Wednesday was shopping day in the morning and in the afternoon we began the monumental cleanup, removing. By Friday things were pretty much under control and we could relax a bit, tackling the long list of chores to be completed this summer.

A newly clean Oldtimer.

Yesterday, much to our surprise, the engine started without too much trouble and didn’t even smoke too much. The balky generator refused to start, however, so that will need some more work.

It’s been raining off and on since we arrived and was really pouring last night, putting a damper (sorry) on the festivities for the Fete National. They did manage to get the fireworks off, terrifying all the dogs in the Port, but we could only see the ones that went high in the air because the main venue was behind the trees at the back of the boat. We weren’t going out in the wet at 11 o’clock.

Speaking of rain, there are no worries about the state of the canals due to water this year. The Loire River is still in its banks but moving right along, quite a contrast with 2019 when sand banks were visible nearly out into the middle. The Trézée River that empties into the Loire through the Port, is flowing nicely, unlike the swamp that it was when we left in Sept. 2019. The reservoirs that feed the canals are all full so any cruising we do this year will be unhindered.

The Trézée enters the Port.

Last year is was barely moving.

The Loire from the Pont Canal in 2019

The Loire this year. More water!

We still haven’t decided where or how much boat traveling we’ll be doing this year but since we have a car for the whole three months, any time not cruising or working on the boat we’ll be able to do some touring.

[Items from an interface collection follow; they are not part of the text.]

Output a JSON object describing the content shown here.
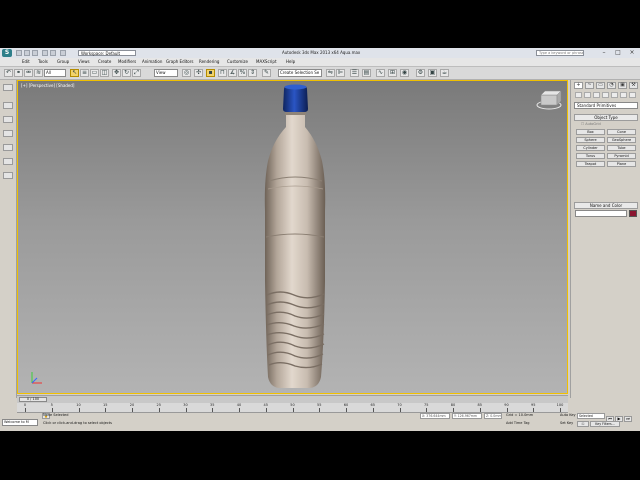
{
  "title_bar": {
    "workspace": "Workspace: Default",
    "window_title": "Autodesk 3ds Max 2013 x64    Aqua.max",
    "search_placeholder": "Type a keyword or phrase"
  },
  "menu": [
    "Edit",
    "Tools",
    "Group",
    "Views",
    "Create",
    "Modifiers",
    "Animation",
    "Graph Editors",
    "Rendering",
    "Customize",
    "MAXScript",
    "Help"
  ],
  "toolbar": {
    "selection_filter": "All",
    "reference_coord": "View",
    "named_selection": "Create Selection Se"
  },
  "viewport": {
    "label": "[+] [Perspective] [Shaded]"
  },
  "command_panel": {
    "tabs": [
      "+",
      "~",
      "▭",
      "◔",
      "▣",
      "⚒"
    ],
    "category": "Standard Primitives",
    "object_type_rollout": "Object Type",
    "autogrid_label": "AutoGrid",
    "primitives": [
      "Box",
      "Cone",
      "Sphere",
      "GeoSphere",
      "Cylinder",
      "Tube",
      "Torus",
      "Pyramid",
      "Teapot",
      "Plane"
    ],
    "name_color_rollout": "Name and Color",
    "object_color": "#8a1530"
  },
  "time_slider": {
    "frame_label": "0 / 100",
    "progress": 0.0
  },
  "track_bar": {
    "ticks": [
      "0",
      "5",
      "10",
      "15",
      "20",
      "25",
      "30",
      "35",
      "40",
      "45",
      "50",
      "55",
      "60",
      "65",
      "70",
      "75",
      "80",
      "85",
      "90",
      "95",
      "100"
    ]
  },
  "status_bar": {
    "maxscript_text": "Welcome to M",
    "selection_status": "None Selected",
    "prompt": "Click or click-and-drag to select objects",
    "x": "X: 376.644mm",
    "y": "Y: 126.967mm",
    "z": "Z: 0.0mm",
    "grid": "Grid = 10.0mm",
    "add_time_tag": "Add Time Tag",
    "auto_key_label": "Auto Key",
    "auto_key_value": "Selected",
    "set_key_label": "Set Key",
    "key_filters": "Key Filters..."
  },
  "colors": {
    "bottle_cap": "#1e3f96",
    "bottle_body": "#d9cfc4",
    "viewport_border": "#f0c000"
  }
}
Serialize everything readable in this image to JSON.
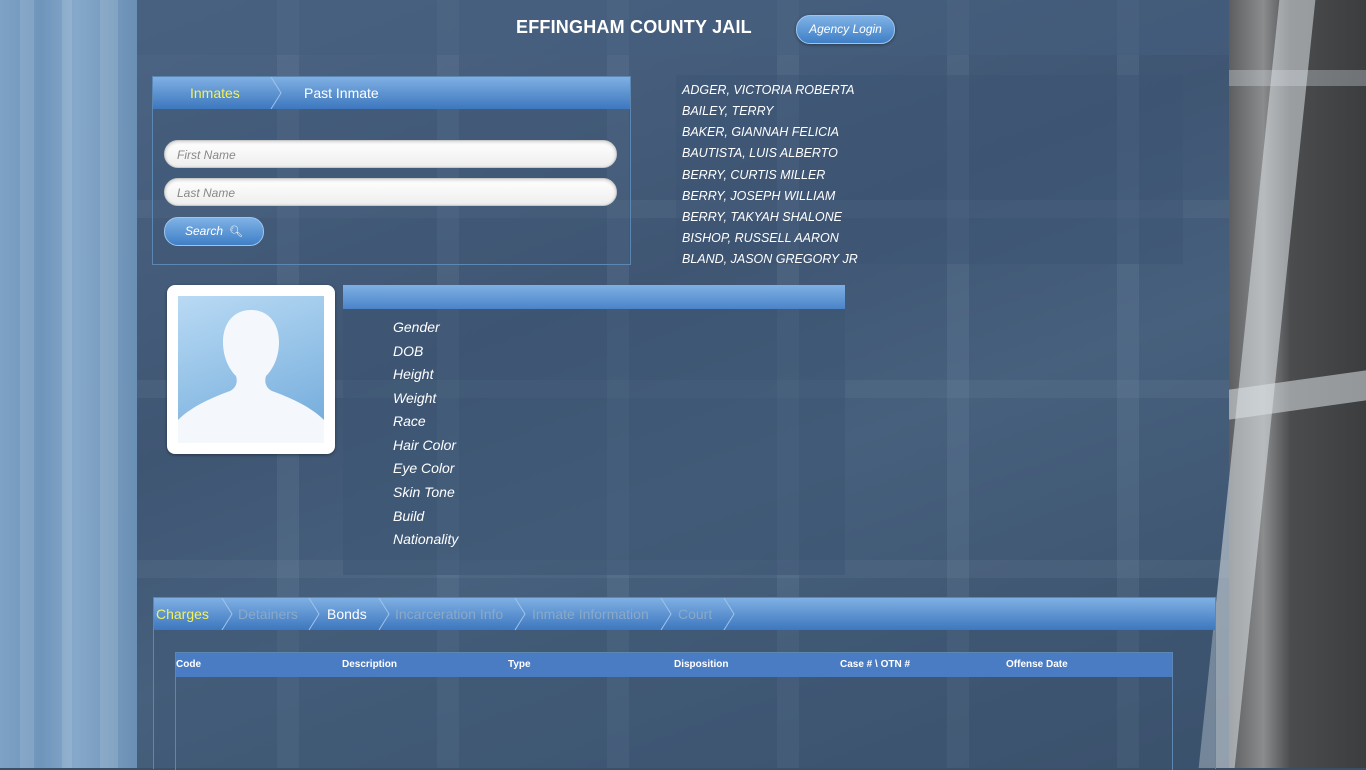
{
  "header": {
    "site_title": "EFFINGHAM COUNTY JAIL",
    "agency_login_label": "Agency Login"
  },
  "search_panel": {
    "tabs": [
      {
        "label": "Inmates",
        "active": true
      },
      {
        "label": "Past Inmate",
        "active": false
      }
    ],
    "first_name_placeholder": "First Name",
    "last_name_placeholder": "Last Name",
    "search_label": "Search",
    "search_icon": "search-icon"
  },
  "inmate_list": [
    "ADGER, VICTORIA ROBERTA",
    "BAILEY, TERRY",
    "BAKER, GIANNAH FELICIA",
    "BAUTISTA, LUIS ALBERTO",
    "BERRY, CURTIS MILLER",
    "BERRY, JOSEPH WILLIAM",
    "BERRY, TAKYAH SHALONE",
    "BISHOP, RUSSELL AARON",
    "BLAND, JASON GREGORY JR"
  ],
  "details": {
    "labels": [
      "Gender",
      "DOB",
      "Height",
      "Weight",
      "Race",
      "Hair Color",
      "Eye Color",
      "Skin Tone",
      "Build",
      "Nationality"
    ]
  },
  "bottom_tabs": [
    {
      "label": "Charges",
      "state": "active"
    },
    {
      "label": "Detainers",
      "state": "dim"
    },
    {
      "label": "Bonds",
      "state": "white"
    },
    {
      "label": "Incarceration Info",
      "state": "dim"
    },
    {
      "label": "Inmate Information",
      "state": "dim"
    },
    {
      "label": "Court",
      "state": "dim"
    }
  ],
  "charges_table": {
    "columns": [
      "Code",
      "Description",
      "Type",
      "Disposition",
      "Case # \\ OTN #",
      "Offense Date"
    ]
  },
  "colors": {
    "active_tab_text": "#f2f25a",
    "tab_bar_blue": "#3d77be",
    "table_header_blue": "#4a7cc4"
  }
}
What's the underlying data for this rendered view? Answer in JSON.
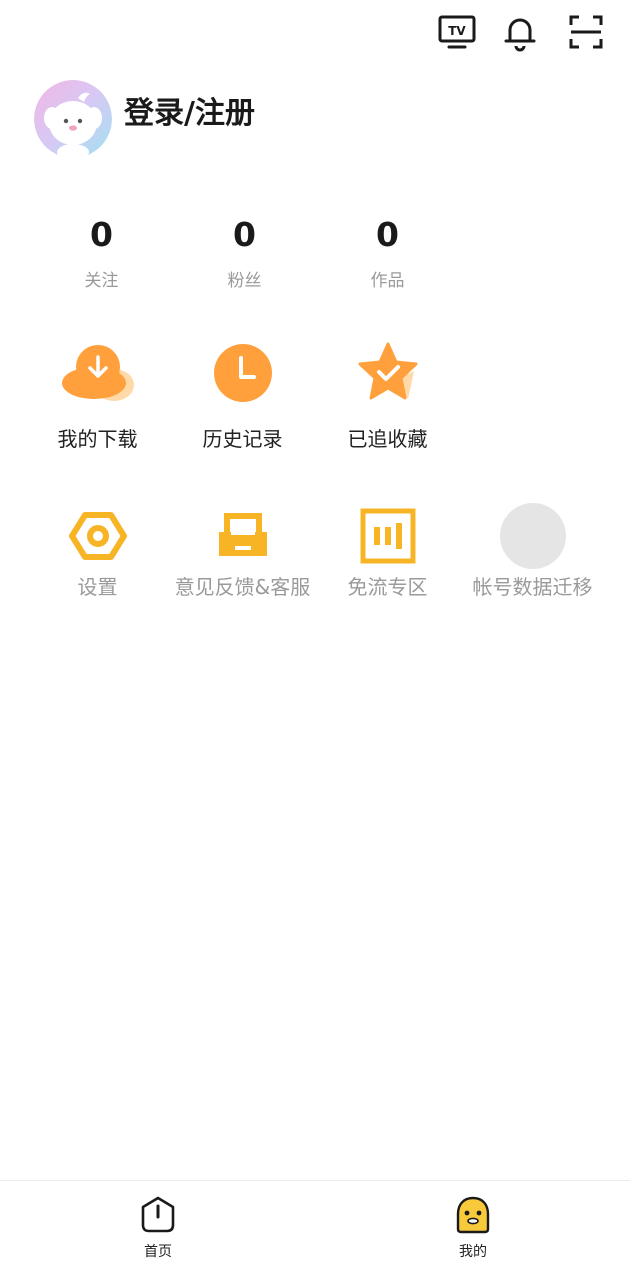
{
  "topbar": {
    "icons": [
      "tv-icon",
      "bell-icon",
      "scan-icon"
    ],
    "tv_text": "TV"
  },
  "profile": {
    "login_label": "登录/注册"
  },
  "stats": [
    {
      "value": "0",
      "label": "关注"
    },
    {
      "value": "0",
      "label": "粉丝"
    },
    {
      "value": "0",
      "label": "作品"
    }
  ],
  "features": [
    {
      "label": "我的下载",
      "icon": "cloud-download-icon"
    },
    {
      "label": "历史记录",
      "icon": "clock-icon"
    },
    {
      "label": "已追收藏",
      "icon": "star-check-icon"
    }
  ],
  "tools": [
    {
      "label": "设置",
      "icon": "hexagon-gear-icon"
    },
    {
      "label": "意见反馈&客服",
      "icon": "inbox-feedback-icon"
    },
    {
      "label": "免流专区",
      "icon": "bars-box-icon"
    },
    {
      "label": "帐号数据迁移",
      "icon": "placeholder-circle-icon"
    }
  ],
  "bottom_nav": [
    {
      "label": "首页",
      "icon": "home-icon"
    },
    {
      "label": "我的",
      "icon": "mascot-icon",
      "active": true
    }
  ],
  "colors": {
    "accent_orange": "#FFA03C",
    "accent_yellow": "#F7B526",
    "mascot_yellow": "#F8C93A",
    "text_dark": "#1a1a1a",
    "text_gray": "#9a9a9a"
  }
}
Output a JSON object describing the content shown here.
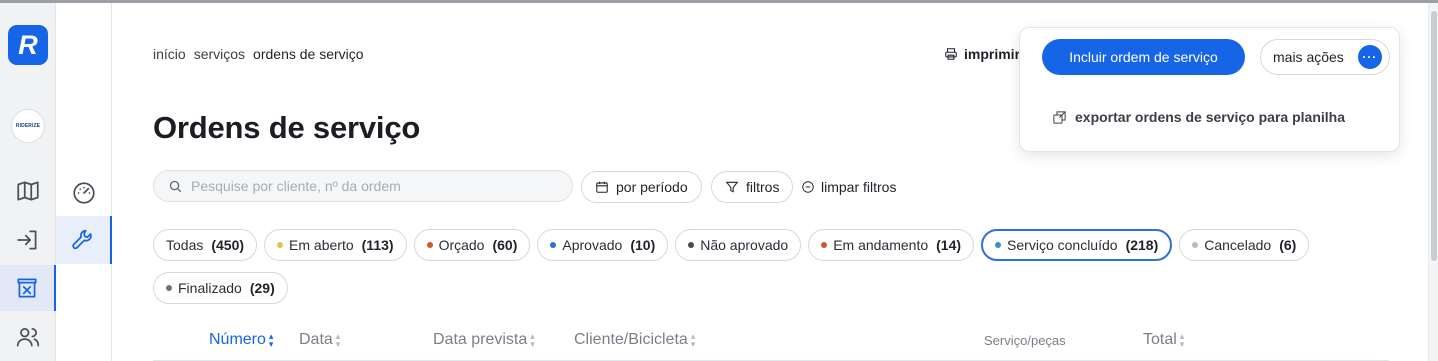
{
  "rail": {
    "logo_letter": "R",
    "brand_text": "RIDERIZE",
    "items": [
      {
        "icon": "map-icon"
      },
      {
        "icon": "login-icon"
      },
      {
        "icon": "store-icon",
        "active": true
      },
      {
        "icon": "users-icon"
      }
    ]
  },
  "sidebar2": {
    "items": [
      {
        "icon": "dashboard-gauge-icon"
      },
      {
        "icon": "wrench-icon",
        "active": true
      }
    ]
  },
  "breadcrumb": [
    "início",
    "serviços",
    "ordens de serviço"
  ],
  "header": {
    "print_label": "imprimir",
    "title": "Ordens de serviço",
    "primary_button": "Incluir ordem de serviço",
    "more_actions": "mais ações",
    "menu_item": "exportar ordens de serviço para planilha"
  },
  "search": {
    "placeholder": "Pesquise por cliente, nº da ordem",
    "value": ""
  },
  "filters": {
    "period": "por período",
    "filters": "filtros",
    "clear": "limpar filtros"
  },
  "status_chips": [
    {
      "label": "Todas",
      "count": "(450)",
      "color": ""
    },
    {
      "label": "Em aberto",
      "count": "(113)",
      "color": "#e8c246"
    },
    {
      "label": "Orçado",
      "count": "(60)",
      "color": "#d2552f"
    },
    {
      "label": "Aprovado",
      "count": "(10)",
      "color": "#2f6fd8"
    },
    {
      "label": "Não aprovado",
      "count": "",
      "color": "#444a52"
    },
    {
      "label": "Em andamento",
      "count": "(14)",
      "color": "#d2552f"
    },
    {
      "label": "Serviço concluído",
      "count": "(218)",
      "color": "#2f8fd8",
      "active": true
    },
    {
      "label": "Cancelado",
      "count": "(6)",
      "color": "#b8bcc2"
    },
    {
      "label": "Finalizado",
      "count": "(29)",
      "color": "#6b7178"
    }
  ],
  "table": {
    "columns": [
      "Número",
      "Data",
      "Data prevista",
      "Cliente/Bicicleta",
      "Serviço/peças",
      "Total"
    ]
  },
  "colors": {
    "accent": "#1565e6"
  }
}
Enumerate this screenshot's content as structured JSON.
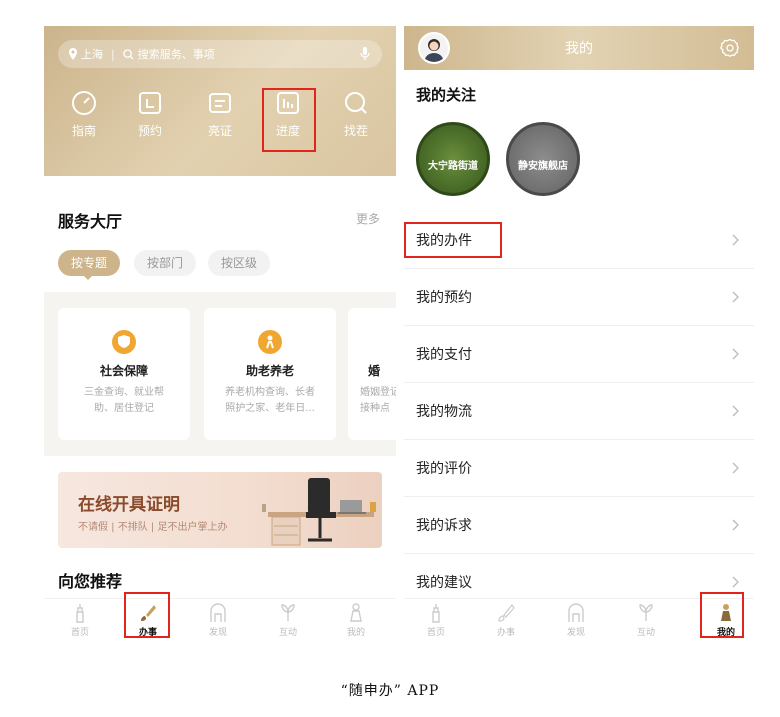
{
  "left": {
    "search": {
      "location": "上海",
      "placeholder": "搜索服务、事项"
    },
    "quick_actions": [
      {
        "label": "指南",
        "icon": "gauge-icon"
      },
      {
        "label": "预约",
        "icon": "calendar-icon"
      },
      {
        "label": "亮证",
        "icon": "card-icon"
      },
      {
        "label": "进度",
        "icon": "progress-chart-icon"
      },
      {
        "label": "找茬",
        "icon": "search-icon"
      }
    ],
    "service_hall": {
      "title": "服务大厅",
      "more": "更多"
    },
    "chips": [
      "按专题",
      "按部门",
      "按区级"
    ],
    "cards": [
      {
        "title": "社会保障",
        "desc_line1": "三金查询、就业帮",
        "desc_line2": "助、居住登记"
      },
      {
        "title": "助老养老",
        "desc_line1": "养老机构查询、长者",
        "desc_line2": "照护之家、老年日..."
      },
      {
        "title": "婚",
        "desc_line1": "婚姻登记",
        "desc_line2": "接种点"
      }
    ],
    "banner": {
      "title": "在线开具证明",
      "subtitle": "不请假 | 不排队 | 足不出户掌上办"
    },
    "recommend_title": "向您推荐",
    "tabs": [
      "首页",
      "办事",
      "发现",
      "互动",
      "我的"
    ]
  },
  "right": {
    "header_title": "我的",
    "follow_title": "我的关注",
    "follows": [
      "大宁路街道",
      "静安旗舰店"
    ],
    "menu": [
      "我的办件",
      "我的预约",
      "我的支付",
      "我的物流",
      "我的评价",
      "我的诉求",
      "我的建议"
    ],
    "tabs": [
      "首页",
      "办事",
      "发现",
      "互动",
      "我的"
    ]
  },
  "caption": "“随申办” APP",
  "colors": {
    "gold": "#cdb48a",
    "highlight_red": "#e1251b",
    "banner_text": "#8b4a2b"
  }
}
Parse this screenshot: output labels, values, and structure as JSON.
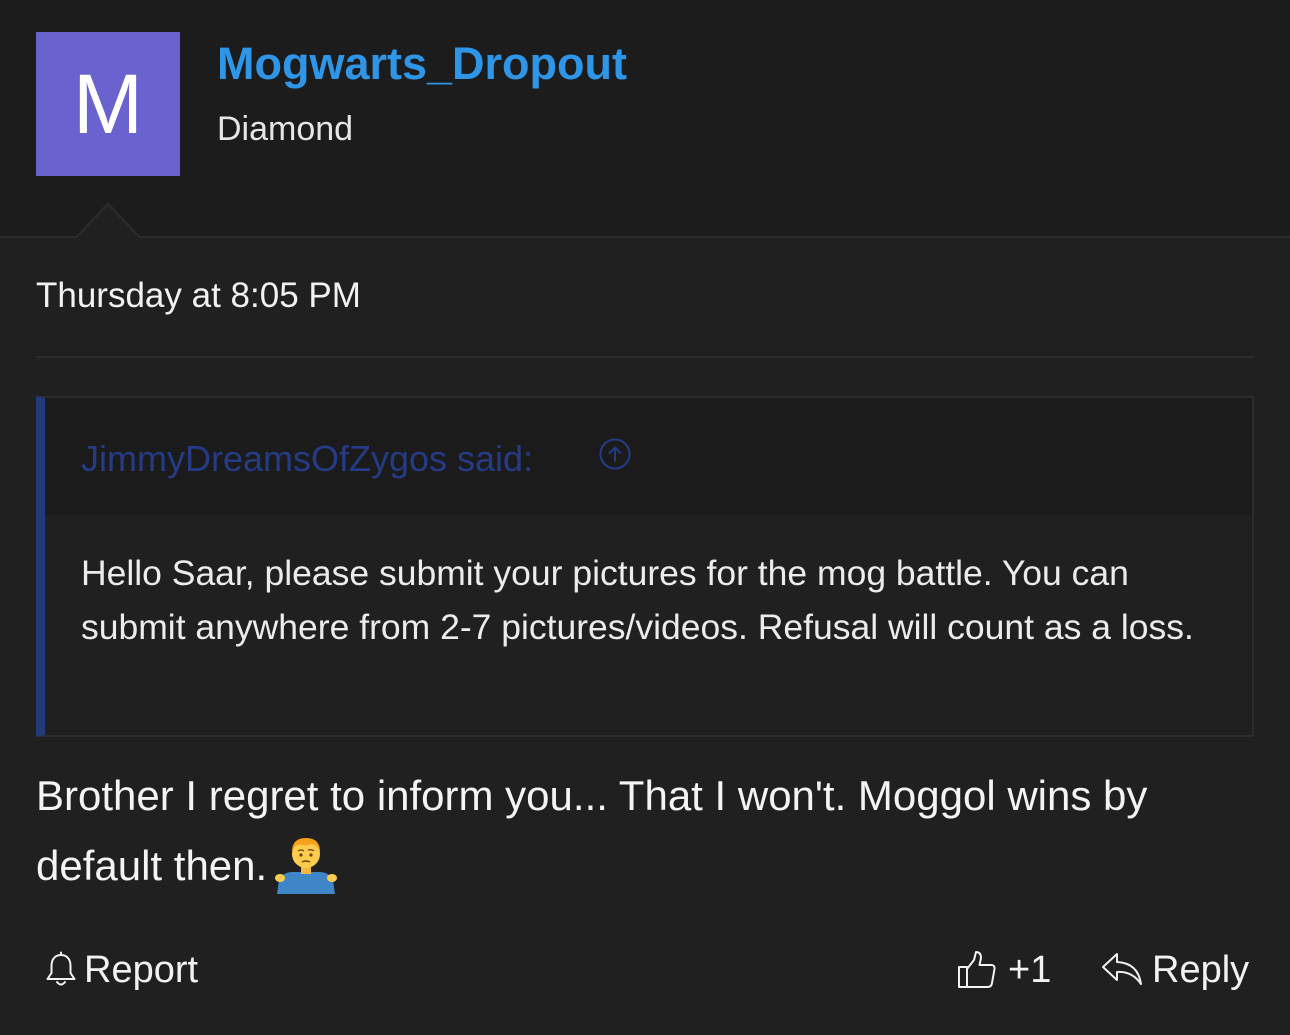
{
  "user": {
    "avatar_letter": "M",
    "avatar_color": "#6a62cf",
    "username": "Mogwarts_Dropout",
    "username_color": "#2f95e6",
    "title": "Diamond"
  },
  "post": {
    "timestamp": "Thursday at 8:05 PM",
    "quote": {
      "author_line": "JimmyDreamsOfZygos said:",
      "jump_icon": "arrow-up-circle-icon",
      "body": "Hello Saar, please submit your pictures for the mog battle. You can submit anywhere from 2-7 pictures/videos. Refusal will count as a loss."
    },
    "message": "Brother I regret to inform you... That I won't. Moggol wins by default then.",
    "message_emoji": "person-shrugging-emoji"
  },
  "actions": {
    "report_label": "Report",
    "report_icon": "bell-icon",
    "like_count": "+1",
    "like_icon": "thumbs-up-icon",
    "reply_label": "Reply",
    "reply_icon": "reply-arrow-icon"
  }
}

People are gradually showing up to their boats in the Port so the social life is slowly returning. We’re glad to be back!